The deal will be the latest in a series of sales of failed Korean companies since the 1997-98 Asian financial crisis.
Under the contract, Tata Motors will buy the truck maker through the purchase of new shares to be issued at the end of March, Daewoo Commercial Vehicle Co. Ltd said in a statement. The deal should close on March 29.
"It perfectly fits into Tata's existing range of products and more importantly gives it a foothold in the fast growing Chinese market," said Bombay-based Richard D'souza, an industry analyst with Four Dimensional Securities Ltd.
"I am confident that both companies will drive considerable benefits from this agreement," Ratan Tata, chairman of the Tata Group, said in a separate statement.
The Tata group runs about 80 companies, ranging from India's biggest software services exporter -- the unlisted Tata Consultancy Services -- to steel, hotels, tea, and wireless services firms.
The purchase amount does not include some liabilities and provisions against severance pay for employees but includes the perpetual and exclusive right to use Daewoo trademarks in Korea and overseas markets for the product range of the acquired division.

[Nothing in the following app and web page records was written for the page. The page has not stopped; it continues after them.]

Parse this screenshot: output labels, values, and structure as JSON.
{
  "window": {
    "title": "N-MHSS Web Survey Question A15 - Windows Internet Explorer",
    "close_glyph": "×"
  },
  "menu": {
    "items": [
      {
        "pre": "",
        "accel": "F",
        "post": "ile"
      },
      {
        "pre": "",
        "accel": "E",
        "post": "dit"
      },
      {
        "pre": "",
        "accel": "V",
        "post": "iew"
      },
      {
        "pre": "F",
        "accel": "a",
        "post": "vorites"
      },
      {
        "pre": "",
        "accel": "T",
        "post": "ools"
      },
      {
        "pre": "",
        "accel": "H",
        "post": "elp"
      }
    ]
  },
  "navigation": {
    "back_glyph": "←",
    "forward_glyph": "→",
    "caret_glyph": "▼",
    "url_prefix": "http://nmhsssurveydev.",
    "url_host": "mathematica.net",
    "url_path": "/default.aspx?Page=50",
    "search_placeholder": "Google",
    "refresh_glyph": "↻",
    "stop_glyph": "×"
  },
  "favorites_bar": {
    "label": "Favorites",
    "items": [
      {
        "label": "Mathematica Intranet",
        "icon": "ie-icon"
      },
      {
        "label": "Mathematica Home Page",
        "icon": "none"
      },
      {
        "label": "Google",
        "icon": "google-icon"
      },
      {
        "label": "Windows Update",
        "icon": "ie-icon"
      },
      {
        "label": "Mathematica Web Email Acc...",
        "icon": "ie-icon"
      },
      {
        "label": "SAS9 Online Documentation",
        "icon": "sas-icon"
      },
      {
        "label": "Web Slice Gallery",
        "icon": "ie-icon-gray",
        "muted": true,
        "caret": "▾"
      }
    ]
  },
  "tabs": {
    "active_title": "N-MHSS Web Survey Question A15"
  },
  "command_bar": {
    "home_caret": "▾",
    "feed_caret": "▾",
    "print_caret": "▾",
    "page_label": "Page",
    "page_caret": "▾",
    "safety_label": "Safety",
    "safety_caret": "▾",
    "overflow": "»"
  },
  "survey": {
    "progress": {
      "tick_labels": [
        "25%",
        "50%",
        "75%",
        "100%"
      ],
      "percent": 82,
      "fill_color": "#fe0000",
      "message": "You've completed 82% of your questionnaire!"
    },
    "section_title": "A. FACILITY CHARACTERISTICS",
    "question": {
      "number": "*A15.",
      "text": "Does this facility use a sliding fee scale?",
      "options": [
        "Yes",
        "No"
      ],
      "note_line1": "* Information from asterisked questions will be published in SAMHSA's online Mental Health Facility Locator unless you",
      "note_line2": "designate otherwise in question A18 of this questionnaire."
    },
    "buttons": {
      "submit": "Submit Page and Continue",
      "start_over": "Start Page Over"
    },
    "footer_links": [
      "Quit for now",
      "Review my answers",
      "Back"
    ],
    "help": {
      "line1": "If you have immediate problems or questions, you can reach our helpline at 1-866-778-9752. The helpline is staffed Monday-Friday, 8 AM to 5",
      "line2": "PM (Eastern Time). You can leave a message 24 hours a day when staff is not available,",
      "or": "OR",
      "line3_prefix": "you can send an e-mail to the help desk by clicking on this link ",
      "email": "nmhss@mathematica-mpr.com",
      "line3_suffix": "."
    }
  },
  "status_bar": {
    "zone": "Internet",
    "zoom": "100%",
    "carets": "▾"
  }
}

Daewoo Commercial Vehicle, spun off from Daewoo Motor in November 2002, is the second-largest maker of heavy commercial vehicles in South Korea and has a market share of 26 percent.

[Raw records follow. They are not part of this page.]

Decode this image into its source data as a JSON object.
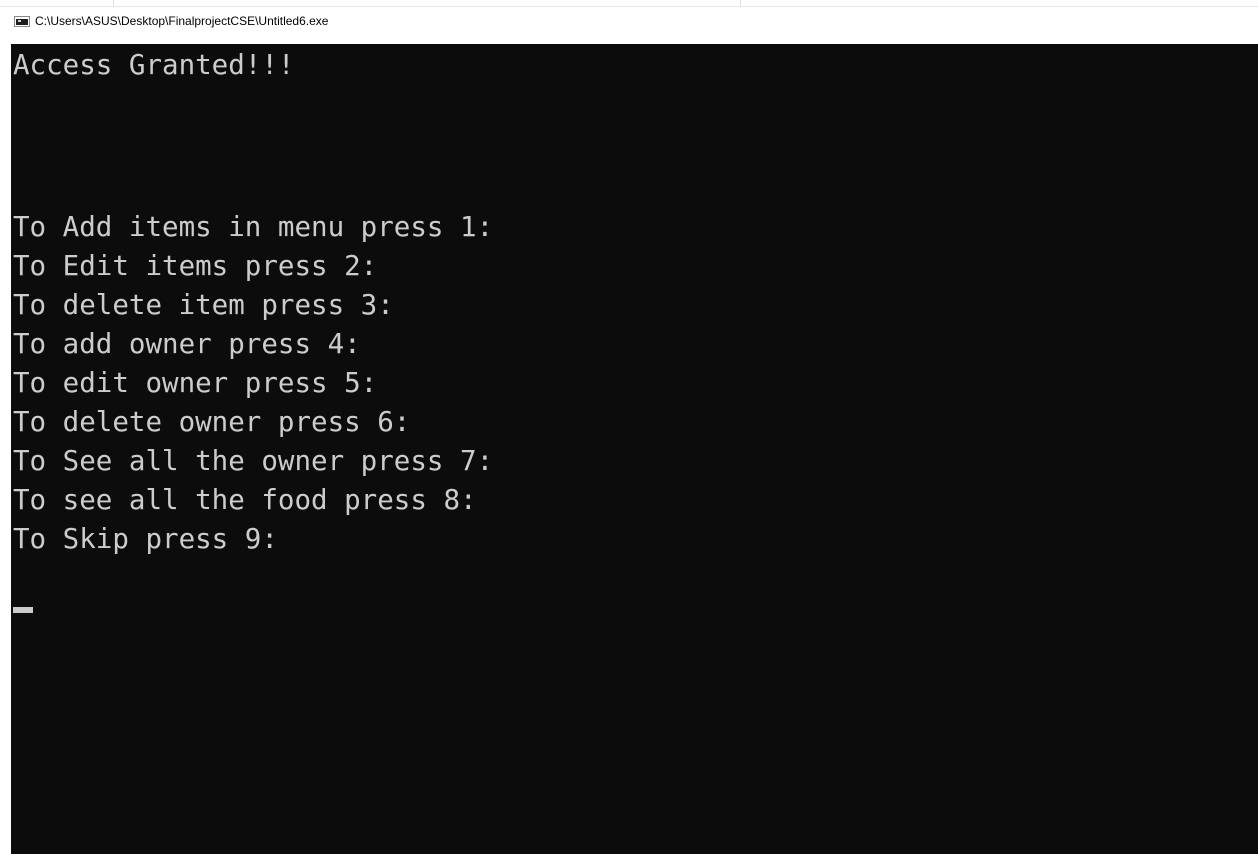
{
  "window": {
    "title": "C:\\Users\\ASUS\\Desktop\\FinalprojectCSE\\Untitled6.exe",
    "icon": "console-app-icon"
  },
  "console": {
    "background": "#0c0c0c",
    "foreground": "#cccccc",
    "status_line": "Access Granted!!!",
    "menu_lines": [
      "To Add items in menu press 1:",
      "To Edit items press 2:",
      "To delete item press 3:",
      "To add owner press 4:",
      "To edit owner press 5:",
      "To delete owner press 6:",
      "To See all the owner press 7:",
      "To see all the food press 8:",
      "To Skip press 9:"
    ]
  }
}
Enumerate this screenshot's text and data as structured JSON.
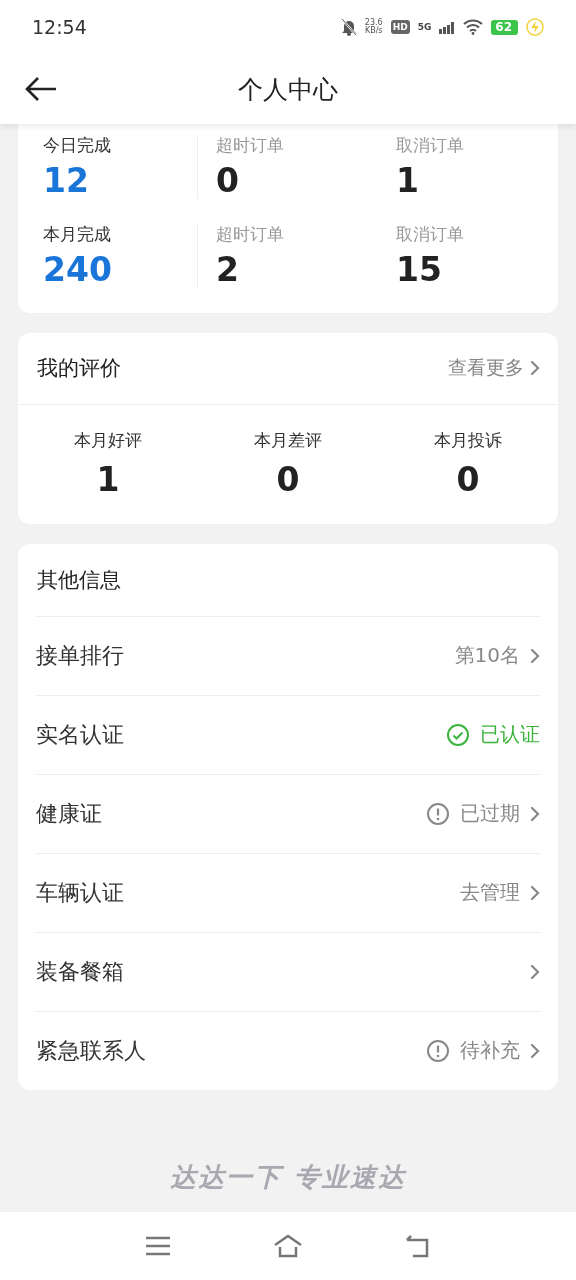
{
  "status_bar": {
    "time": "12:54",
    "speed_value": "23.6",
    "speed_unit": "KB/s",
    "hd": "HD",
    "network": "5G",
    "battery": "62"
  },
  "header": {
    "title": "个人中心"
  },
  "stats": [
    {
      "label": "今日完成",
      "value": "12",
      "items": [
        {
          "label": "超时订单",
          "value": "0"
        },
        {
          "label": "取消订单",
          "value": "1"
        }
      ]
    },
    {
      "label": "本月完成",
      "value": "240",
      "items": [
        {
          "label": "超时订单",
          "value": "2"
        },
        {
          "label": "取消订单",
          "value": "15"
        }
      ]
    }
  ],
  "reviews": {
    "title": "我的评价",
    "more": "查看更多",
    "items": [
      {
        "label": "本月好评",
        "value": "1"
      },
      {
        "label": "本月差评",
        "value": "0"
      },
      {
        "label": "本月投诉",
        "value": "0"
      }
    ]
  },
  "other": {
    "title": "其他信息",
    "rows": [
      {
        "label": "接单排行",
        "value": "第10名",
        "kind": "plain",
        "chevron": true
      },
      {
        "label": "实名认证",
        "value": "已认证",
        "kind": "verified",
        "chevron": false
      },
      {
        "label": "健康证",
        "value": "已过期",
        "kind": "warning",
        "chevron": true
      },
      {
        "label": "车辆认证",
        "value": "去管理",
        "kind": "plain",
        "chevron": true
      },
      {
        "label": "装备餐箱",
        "chevron": true
      },
      {
        "label": "紧急联系人",
        "value": "待补充",
        "kind": "warning",
        "chevron": true
      }
    ]
  },
  "slogan": "达达一下 专业速达"
}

"With this deal, Daewoo Commercial is expected to have product competitiveness after strengthening research and development and after-sales services," said the court-appointed president of Daewoo, Chae Kwang-ok, in the statement.
Daewoo also produces tractors and other utility vehicles with an annual capacity of 20,000 vehicles. The firm, which has 800 employees, has been under court protection while its parent, Daewoo Motor, sold most of its passenger car operations to General Motors and partners in 2002.

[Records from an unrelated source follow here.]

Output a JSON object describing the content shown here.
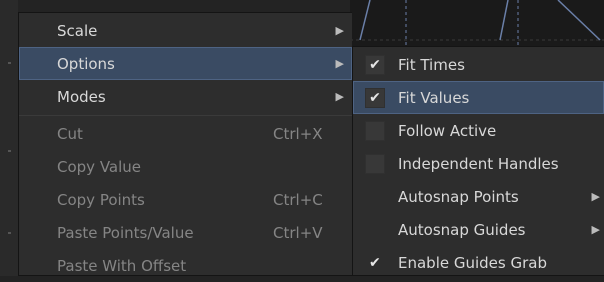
{
  "main_menu": {
    "items": [
      {
        "label": "Scale",
        "shortcut": "",
        "submenu": true,
        "disabled": false,
        "highlight": false
      },
      {
        "label": "Options",
        "shortcut": "",
        "submenu": true,
        "disabled": false,
        "highlight": true
      },
      {
        "label": "Modes",
        "shortcut": "",
        "submenu": true,
        "disabled": false,
        "highlight": false
      },
      {
        "label": "Cut",
        "shortcut": "Ctrl+X",
        "submenu": false,
        "disabled": true,
        "highlight": false
      },
      {
        "label": "Copy Value",
        "shortcut": "",
        "submenu": false,
        "disabled": true,
        "highlight": false
      },
      {
        "label": "Copy Points",
        "shortcut": "Ctrl+C",
        "submenu": false,
        "disabled": true,
        "highlight": false
      },
      {
        "label": "Paste Points/Value",
        "shortcut": "Ctrl+V",
        "submenu": false,
        "disabled": true,
        "highlight": false
      },
      {
        "label": "Paste With Offset",
        "shortcut": "",
        "submenu": false,
        "disabled": true,
        "highlight": false
      }
    ]
  },
  "options_submenu": {
    "items": [
      {
        "label": "Fit Times",
        "checked": true,
        "checkbox_style": "box",
        "submenu": false,
        "highlight": false
      },
      {
        "label": "Fit Values",
        "checked": true,
        "checkbox_style": "box",
        "submenu": false,
        "highlight": true
      },
      {
        "label": "Follow Active",
        "checked": false,
        "checkbox_style": "box",
        "submenu": false,
        "highlight": false
      },
      {
        "label": "Independent Handles",
        "checked": false,
        "checkbox_style": "box",
        "submenu": false,
        "highlight": false
      },
      {
        "label": "Autosnap Points",
        "checked": false,
        "checkbox_style": "none",
        "submenu": true,
        "highlight": false
      },
      {
        "label": "Autosnap Guides",
        "checked": false,
        "checkbox_style": "none",
        "submenu": true,
        "highlight": false
      },
      {
        "label": "Enable Guides Grab",
        "checked": true,
        "checkbox_style": "mark",
        "submenu": false,
        "highlight": false
      }
    ]
  },
  "glyphs": {
    "submenu_arrow": "▶",
    "check": "✔"
  },
  "colors": {
    "menu_bg": "#2d2d2d",
    "highlight": "#3a4b63",
    "text": "#d8d8d8",
    "disabled_text": "#858585"
  }
}
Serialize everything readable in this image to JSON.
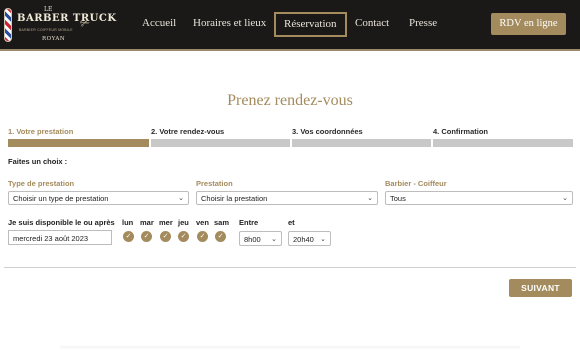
{
  "logo": {
    "le": "LE",
    "name": "BARBER TRUCK",
    "tagline": "BARBIER COIFFEUR MOBILE",
    "city": "ROYAN"
  },
  "nav": {
    "home": "Accueil",
    "hours": "Horaires et lieux",
    "booking": "Réservation",
    "contact": "Contact",
    "press": "Presse",
    "cta": "RDV en ligne"
  },
  "page": {
    "title": "Prenez rendez-vous"
  },
  "steps": [
    "1. Votre prestation",
    "2. Votre rendez-vous",
    "3. Vos coordonnées",
    "4. Confirmation"
  ],
  "active_step": 1,
  "form": {
    "choice_label": "Faites un choix :",
    "type_label": "Type de prestation",
    "type_value": "Choisir un type de prestation",
    "service_label": "Prestation",
    "service_value": "Choisir la prestation",
    "barber_label": "Barbier - Coiffeur",
    "barber_value": "Tous",
    "date_label": "Je suis disponible le ou après",
    "date_value": "mercredi 23 août 2023",
    "days": [
      "lun",
      "mar",
      "mer",
      "jeu",
      "ven",
      "sam"
    ],
    "from_label": "Entre",
    "from_value": "8h00",
    "to_label": "et",
    "to_value": "20h40",
    "next_button": "SUIVANT"
  },
  "colors": {
    "accent": "#a38b5d",
    "header_bg": "#1b1918",
    "step_inactive": "#c8c8c8"
  }
}
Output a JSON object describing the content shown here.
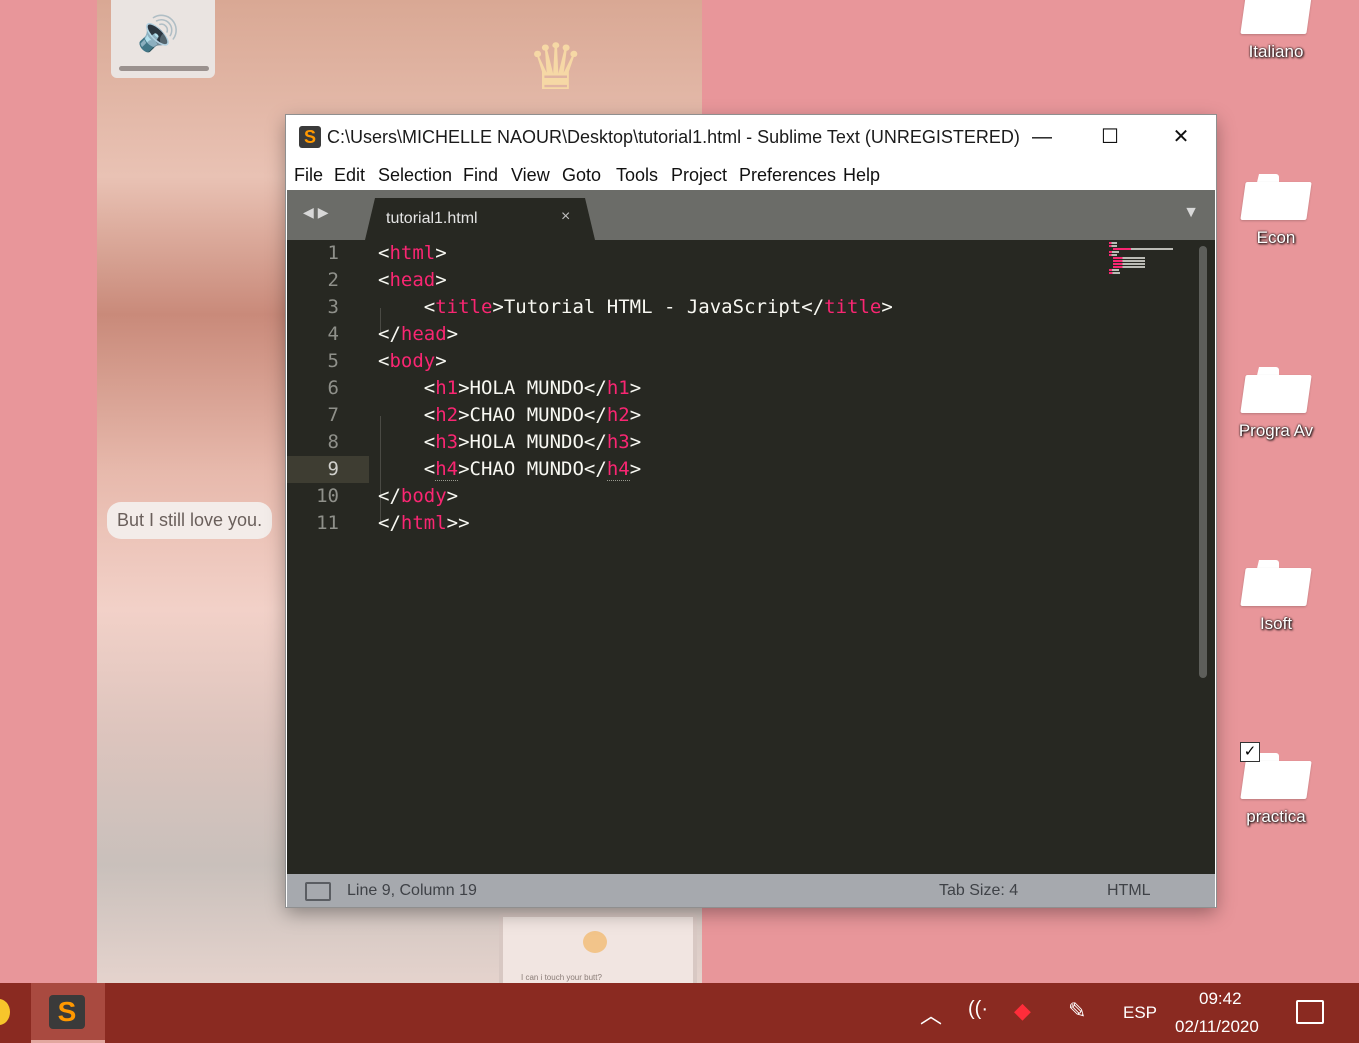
{
  "wallpaper": {
    "caption": "But I still love you.",
    "card_text": "I can i touch your butt?"
  },
  "desktop_icons": [
    {
      "label": "Italiano"
    },
    {
      "label": "Econ"
    },
    {
      "label": "Progra Av"
    },
    {
      "label": "Isoft"
    },
    {
      "label": "practica"
    }
  ],
  "window": {
    "title": "C:\\Users\\MICHELLE NAOUR\\Desktop\\tutorial1.html - Sublime Text (UNREGISTERED)",
    "app_icon_letter": "S",
    "controls": {
      "minimize": "—",
      "maximize": "☐",
      "close": "✕"
    },
    "menu": [
      "File",
      "Edit",
      "Selection",
      "Find",
      "View",
      "Goto",
      "Tools",
      "Project",
      "Preferences",
      "Help"
    ],
    "tab": {
      "name": "tutorial1.html",
      "close": "×",
      "nav_arrows": "◀▶",
      "dropdown": "▼"
    }
  },
  "editor": {
    "line_numbers": [
      "1",
      "2",
      "3",
      "4",
      "5",
      "6",
      "7",
      "8",
      "9",
      "10",
      "11"
    ],
    "active_line": 9,
    "lines": [
      [
        [
          "p",
          "<"
        ],
        [
          "t",
          "html"
        ],
        [
          "p",
          ">"
        ]
      ],
      [
        [
          "p",
          "<"
        ],
        [
          "t",
          "head"
        ],
        [
          "p",
          ">"
        ]
      ],
      [
        [
          "p",
          "    <"
        ],
        [
          "t",
          "title"
        ],
        [
          "p",
          ">Tutorial HTML - JavaScript</"
        ],
        [
          "t",
          "title"
        ],
        [
          "p",
          ">"
        ]
      ],
      [
        [
          "p",
          "</"
        ],
        [
          "t",
          "head"
        ],
        [
          "p",
          ">"
        ]
      ],
      [
        [
          "p",
          "<"
        ],
        [
          "t",
          "body"
        ],
        [
          "p",
          ">"
        ]
      ],
      [
        [
          "p",
          "    <"
        ],
        [
          "t",
          "h1"
        ],
        [
          "p",
          ">HOLA MUNDO</"
        ],
        [
          "t",
          "h1"
        ],
        [
          "p",
          ">"
        ]
      ],
      [
        [
          "p",
          "    <"
        ],
        [
          "t",
          "h2"
        ],
        [
          "p",
          ">CHAO MUNDO</"
        ],
        [
          "t",
          "h2"
        ],
        [
          "p",
          ">"
        ]
      ],
      [
        [
          "p",
          "    <"
        ],
        [
          "t",
          "h3"
        ],
        [
          "p",
          ">HOLA MUNDO</"
        ],
        [
          "t",
          "h3"
        ],
        [
          "p",
          ">"
        ]
      ],
      [
        [
          "p",
          "    <"
        ],
        [
          "t",
          "h4"
        ],
        [
          "p",
          ">CHAO MUNDO</"
        ],
        [
          "t",
          "h4"
        ],
        [
          "p",
          ">"
        ]
      ],
      [
        [
          "p",
          "</"
        ],
        [
          "t",
          "body"
        ],
        [
          "p",
          ">"
        ]
      ],
      [
        [
          "p",
          "</"
        ],
        [
          "t",
          "html"
        ],
        [
          "p",
          ">>"
        ]
      ]
    ]
  },
  "statusbar": {
    "position": "Line 9, Column 19",
    "tab_size": "Tab Size: 4",
    "syntax": "HTML"
  },
  "taskbar": {
    "language": "ESP",
    "time": "09:42",
    "date": "02/11/2020",
    "chevron": "︿"
  },
  "colors": {
    "desktop_bg": "#e8969a",
    "editor_bg": "#272822",
    "tag_color": "#f92672",
    "text_color": "#f8f8f2",
    "taskbar_bg": "#8a2a21"
  }
}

Tata was selected as a preferred bidder late last year and has since completed due diligence.
Analysts estimate Tata Motors to end the fiscal year ending March with a total commercial vehicle production of about 150,000 units.